=== TASK BRIEF ===
All entries below must be written out verbatim, and the images must be dropped.

-------- INPUT DATA --------

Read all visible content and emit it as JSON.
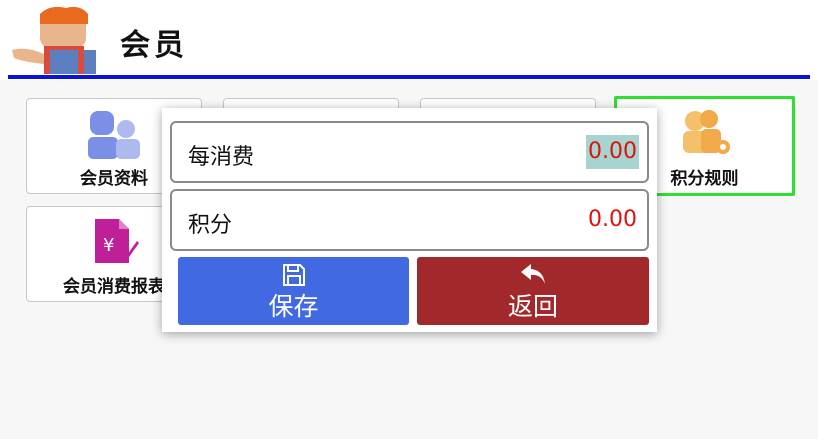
{
  "header": {
    "title": "会员"
  },
  "tiles": [
    {
      "label": "会员资料"
    },
    {
      "label": ""
    },
    {
      "label": ""
    },
    {
      "label": "积分规则"
    },
    {
      "label": "会员消费报表"
    }
  ],
  "dialog": {
    "fields": [
      {
        "label": "每消费",
        "value": "0.00"
      },
      {
        "label": "积分",
        "value": "0.00"
      }
    ],
    "save_label": "保存",
    "back_label": "返回"
  },
  "colors": {
    "accent_bar": "#0a12e0",
    "save": "#4169e1",
    "back": "#a2292b",
    "selected_border": "#2ee02e",
    "value_red": "#e01010"
  }
}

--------

=== SOLUTION TO THIS TASK ===
Read all visible content and emit it as JSON.
{
  "header": {
    "title": "会员"
  },
  "tiles": [
    {
      "label": "会员资料"
    },
    {
      "label": ""
    },
    {
      "label": ""
    },
    {
      "label": "积分规则"
    },
    {
      "label": "会员消费报表"
    }
  ],
  "dialog": {
    "fields": [
      {
        "label": "每消费",
        "value": "0.00"
      },
      {
        "label": "积分",
        "value": "0.00"
      }
    ],
    "save_label": "保存",
    "back_label": "返回"
  },
  "colors": {
    "accent_bar": "#0a12e0",
    "save": "#4169e1",
    "back": "#a2292b",
    "selected_border": "#2ee02e",
    "value_red": "#e01010"
  }
}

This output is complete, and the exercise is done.